On behalf of several other individuals whose Western Sky payday loans were also serviced by Delbert, Hayes filed a putative class action against Delbert for unlawful collection practices that violated the Fair Debt Collection Practices Act and Telephone Consumer Protection Act—both, federal laws. Hayes also sought declaratory judgment that the forum selection and arbitration clauses of the loan agreement were unenforceable.
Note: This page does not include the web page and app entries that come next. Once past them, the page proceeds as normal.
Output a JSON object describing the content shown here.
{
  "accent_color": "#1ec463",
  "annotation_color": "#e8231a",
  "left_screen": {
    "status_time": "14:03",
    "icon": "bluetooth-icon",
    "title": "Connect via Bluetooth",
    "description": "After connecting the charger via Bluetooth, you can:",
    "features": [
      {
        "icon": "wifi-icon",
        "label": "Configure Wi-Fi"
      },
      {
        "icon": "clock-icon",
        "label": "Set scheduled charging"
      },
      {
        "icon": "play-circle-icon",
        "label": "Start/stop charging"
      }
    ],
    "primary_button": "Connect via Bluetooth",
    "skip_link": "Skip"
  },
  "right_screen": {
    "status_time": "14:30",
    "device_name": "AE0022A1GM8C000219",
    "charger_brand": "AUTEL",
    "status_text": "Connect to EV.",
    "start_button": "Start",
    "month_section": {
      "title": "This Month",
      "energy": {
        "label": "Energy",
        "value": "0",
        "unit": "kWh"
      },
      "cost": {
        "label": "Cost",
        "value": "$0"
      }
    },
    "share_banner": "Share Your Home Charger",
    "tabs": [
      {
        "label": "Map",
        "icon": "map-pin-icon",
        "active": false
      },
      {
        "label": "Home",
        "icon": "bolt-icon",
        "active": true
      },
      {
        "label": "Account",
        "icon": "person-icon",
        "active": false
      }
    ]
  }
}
Delbert moved to dismiss the action arguing that (1) the forum selection clause and the doctrine of tribal exhaustion barred Plaintiffs from pursuing their claims in federal court; and (2) the dispute must be referred to arbitration under the loan agreement’s arbitration provision.
Although the district court decided that Delbert could not enforce the forum selection clause and the doctrine of tribal exhaustion did not apply, the court concluded that the arbitration provision was enforceable. The district court acknowledged that other courts in Western Sky-related litigation had rejected the arbitration provision in those loan agreements, but concluded that the arbitration provision in this case gave the borrowers recourse to well-recognized arbitration organizations including AAA and JAMS, and therefore, the arbitration provision was enforceable. The district court issued an order compelling arbitration, from which Plaintiffs appealed. Delbert conditionally cross-appealed the district court’s orders rejecting the other grounds asserted for dismissal.
The Fourth Circuit concluded that the arbitration agreements here failed because they purported “to renounce wholesale the application of any federal law to [P]laintiffs’ federal claims.” Although Western Sky was a tribal entity, Delbert was not. The Fourth Circuit reasoned that “a party may not underhandedly convert a choice of law clause into a choice of no law clause—it may not flatly and categorically renounce the authority of the federal statutes to which it is and must remain subject.” Arbitration agreements can include procedural restrictions such as waiver of class action relief or waiver of a jury trial, but they cannot substantively waive federally protected rights. The Western Sky arbitration agreements in this case purported to waive Plaintiffs’ federal statutory rights through the guise of a choice of law clause and, therefore, were held unenforceable.